- **Dataset records**:
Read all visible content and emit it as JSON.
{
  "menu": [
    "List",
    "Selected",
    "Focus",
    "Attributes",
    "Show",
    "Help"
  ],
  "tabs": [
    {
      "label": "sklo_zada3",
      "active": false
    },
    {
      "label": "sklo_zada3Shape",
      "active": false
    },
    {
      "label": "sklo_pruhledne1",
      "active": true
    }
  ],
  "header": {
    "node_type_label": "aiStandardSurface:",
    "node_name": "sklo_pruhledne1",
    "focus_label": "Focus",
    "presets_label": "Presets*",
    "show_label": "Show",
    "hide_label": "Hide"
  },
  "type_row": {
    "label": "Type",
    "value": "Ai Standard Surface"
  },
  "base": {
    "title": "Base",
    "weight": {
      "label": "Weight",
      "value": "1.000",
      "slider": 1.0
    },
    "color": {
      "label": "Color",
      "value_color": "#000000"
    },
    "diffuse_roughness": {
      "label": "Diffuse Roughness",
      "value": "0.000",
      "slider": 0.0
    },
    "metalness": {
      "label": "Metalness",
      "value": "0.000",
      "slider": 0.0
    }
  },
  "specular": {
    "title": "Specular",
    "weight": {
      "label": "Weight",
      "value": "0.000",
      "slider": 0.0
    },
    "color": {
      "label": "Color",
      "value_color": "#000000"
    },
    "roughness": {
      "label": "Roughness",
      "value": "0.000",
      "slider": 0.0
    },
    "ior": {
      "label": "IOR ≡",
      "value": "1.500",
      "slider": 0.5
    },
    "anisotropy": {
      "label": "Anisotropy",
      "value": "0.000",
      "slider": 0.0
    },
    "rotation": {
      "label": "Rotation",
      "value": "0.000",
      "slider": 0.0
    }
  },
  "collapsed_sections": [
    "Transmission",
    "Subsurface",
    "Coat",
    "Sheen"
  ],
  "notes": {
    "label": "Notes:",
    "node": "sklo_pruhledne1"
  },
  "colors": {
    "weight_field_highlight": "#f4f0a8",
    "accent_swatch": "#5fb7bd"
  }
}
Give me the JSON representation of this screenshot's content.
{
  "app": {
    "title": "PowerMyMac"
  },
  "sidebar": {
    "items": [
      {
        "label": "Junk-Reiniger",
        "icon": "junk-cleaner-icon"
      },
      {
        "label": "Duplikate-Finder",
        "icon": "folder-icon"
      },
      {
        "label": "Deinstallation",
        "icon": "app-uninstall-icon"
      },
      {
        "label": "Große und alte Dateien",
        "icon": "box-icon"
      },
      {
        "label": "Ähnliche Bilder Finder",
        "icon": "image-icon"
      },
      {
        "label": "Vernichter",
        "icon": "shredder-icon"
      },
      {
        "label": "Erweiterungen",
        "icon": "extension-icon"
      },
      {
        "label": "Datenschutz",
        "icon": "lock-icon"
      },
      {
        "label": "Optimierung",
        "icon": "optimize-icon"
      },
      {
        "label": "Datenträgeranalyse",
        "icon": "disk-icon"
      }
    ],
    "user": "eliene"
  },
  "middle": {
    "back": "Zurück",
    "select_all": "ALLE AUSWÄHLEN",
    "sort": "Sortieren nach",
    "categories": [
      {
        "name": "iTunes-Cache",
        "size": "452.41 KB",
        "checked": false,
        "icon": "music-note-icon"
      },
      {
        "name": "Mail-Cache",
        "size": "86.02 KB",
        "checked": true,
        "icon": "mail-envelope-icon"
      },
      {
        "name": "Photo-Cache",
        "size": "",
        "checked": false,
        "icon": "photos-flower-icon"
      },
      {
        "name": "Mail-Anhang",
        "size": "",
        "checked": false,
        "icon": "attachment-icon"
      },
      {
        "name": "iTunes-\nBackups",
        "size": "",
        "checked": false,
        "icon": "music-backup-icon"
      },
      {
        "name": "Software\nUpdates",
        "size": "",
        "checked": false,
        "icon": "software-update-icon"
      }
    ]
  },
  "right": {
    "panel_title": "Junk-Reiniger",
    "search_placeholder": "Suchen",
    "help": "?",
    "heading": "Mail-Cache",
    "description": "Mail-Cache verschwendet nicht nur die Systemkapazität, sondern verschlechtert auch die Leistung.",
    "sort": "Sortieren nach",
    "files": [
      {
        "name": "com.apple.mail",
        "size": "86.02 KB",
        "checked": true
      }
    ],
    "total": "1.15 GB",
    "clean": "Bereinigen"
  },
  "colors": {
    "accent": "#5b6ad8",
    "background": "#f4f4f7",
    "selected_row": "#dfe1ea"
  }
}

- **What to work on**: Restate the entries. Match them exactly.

- **Output**:
Read all visible content and emit it as JSON.
{
  "menu": [
    "List",
    "Selected",
    "Focus",
    "Attributes",
    "Show",
    "Help"
  ],
  "tabs": [
    {
      "label": "sklo_zada3",
      "active": false
    },
    {
      "label": "sklo_zada3Shape",
      "active": false
    },
    {
      "label": "sklo_pruhledne1",
      "active": true
    }
  ],
  "header": {
    "node_type_label": "aiStandardSurface:",
    "node_name": "sklo_pruhledne1",
    "focus_label": "Focus",
    "presets_label": "Presets*",
    "show_label": "Show",
    "hide_label": "Hide"
  },
  "type_row": {
    "label": "Type",
    "value": "Ai Standard Surface"
  },
  "base": {
    "title": "Base",
    "weight": {
      "label": "Weight",
      "value": "1.000",
      "slider": 1.0
    },
    "color": {
      "label": "Color",
      "value_color": "#000000"
    },
    "diffuse_roughness": {
      "label": "Diffuse Roughness",
      "value": "0.000",
      "slider": 0.0
    },
    "metalness": {
      "label": "Metalness",
      "value": "0.000",
      "slider": 0.0
    }
  },
  "specular": {
    "title": "Specular",
    "weight": {
      "label": "Weight",
      "value": "0.000",
      "slider": 0.0
    },
    "color": {
      "label": "Color",
      "value_color": "#000000"
    },
    "roughness": {
      "label": "Roughness",
      "value": "0.000",
      "slider": 0.0
    },
    "ior": {
      "label": "IOR ≡",
      "value": "1.500",
      "slider": 0.5
    },
    "anisotropy": {
      "label": "Anisotropy",
      "value": "0.000",
      "slider": 0.0
    },
    "rotation": {
      "label": "Rotation",
      "value": "0.000",
      "slider": 0.0
    }
  },
  "collapsed_sections": [
    "Transmission",
    "Subsurface",
    "Coat",
    "Sheen"
  ],
  "notes": {
    "label": "Notes:",
    "node": "sklo_pruhledne1"
  },
  "colors": {
    "weight_field_highlight": "#f4f0a8",
    "accent_swatch": "#5fb7bd"
  }
}
Give me the JSON representation of this screenshot's content.
{
  "app": {
    "title": "PowerMyMac"
  },
  "sidebar": {
    "items": [
      {
        "label": "Junk-Reiniger",
        "icon": "junk-cleaner-icon"
      },
      {
        "label": "Duplikate-Finder",
        "icon": "folder-icon"
      },
      {
        "label": "Deinstallation",
        "icon": "app-uninstall-icon"
      },
      {
        "label": "Große und alte Dateien",
        "icon": "box-icon"
      },
      {
        "label": "Ähnliche Bilder Finder",
        "icon": "image-icon"
      },
      {
        "label": "Vernichter",
        "icon": "shredder-icon"
      },
      {
        "label": "Erweiterungen",
        "icon": "extension-icon"
      },
      {
        "label": "Datenschutz",
        "icon": "lock-icon"
      },
      {
        "label": "Optimierung",
        "icon": "optimize-icon"
      },
      {
        "label": "Datenträgeranalyse",
        "icon": "disk-icon"
      }
    ],
    "user": "eliene"
  },
  "middle": {
    "back": "Zurück",
    "select_all": "ALLE AUSWÄHLEN",
    "sort": "Sortieren nach",
    "categories": [
      {
        "name": "iTunes-Cache",
        "size": "452.41 KB",
        "checked": false,
        "icon": "music-note-icon"
      },
      {
        "name": "Mail-Cache",
        "size": "86.02 KB",
        "checked": true,
        "icon": "mail-envelope-icon"
      },
      {
        "name": "Photo-Cache",
        "size": "",
        "checked": false,
        "icon": "photos-flower-icon"
      },
      {
        "name": "Mail-Anhang",
        "size": "",
        "checked": false,
        "icon": "attachment-icon"
      },
      {
        "name": "iTunes-\nBackups",
        "size": "",
        "checked": false,
        "icon": "music-backup-icon"
      },
      {
        "name": "Software\nUpdates",
        "size": "",
        "checked": false,
        "icon": "software-update-icon"
      }
    ]
  },
  "right": {
    "panel_title": "Junk-Reiniger",
    "search_placeholder": "Suchen",
    "help": "?",
    "heading": "Mail-Cache",
    "description": "Mail-Cache verschwendet nicht nur die Systemkapazität, sondern verschlechtert auch die Leistung.",
    "sort": "Sortieren nach",
    "files": [
      {
        "name": "com.apple.mail",
        "size": "86.02 KB",
        "checked": true
      }
    ],
    "total": "1.15 GB",
    "clean": "Bereinigen"
  },
  "colors": {
    "accent": "#5b6ad8",
    "background": "#f4f4f7",
    "selected_row": "#dfe1ea"
  }
}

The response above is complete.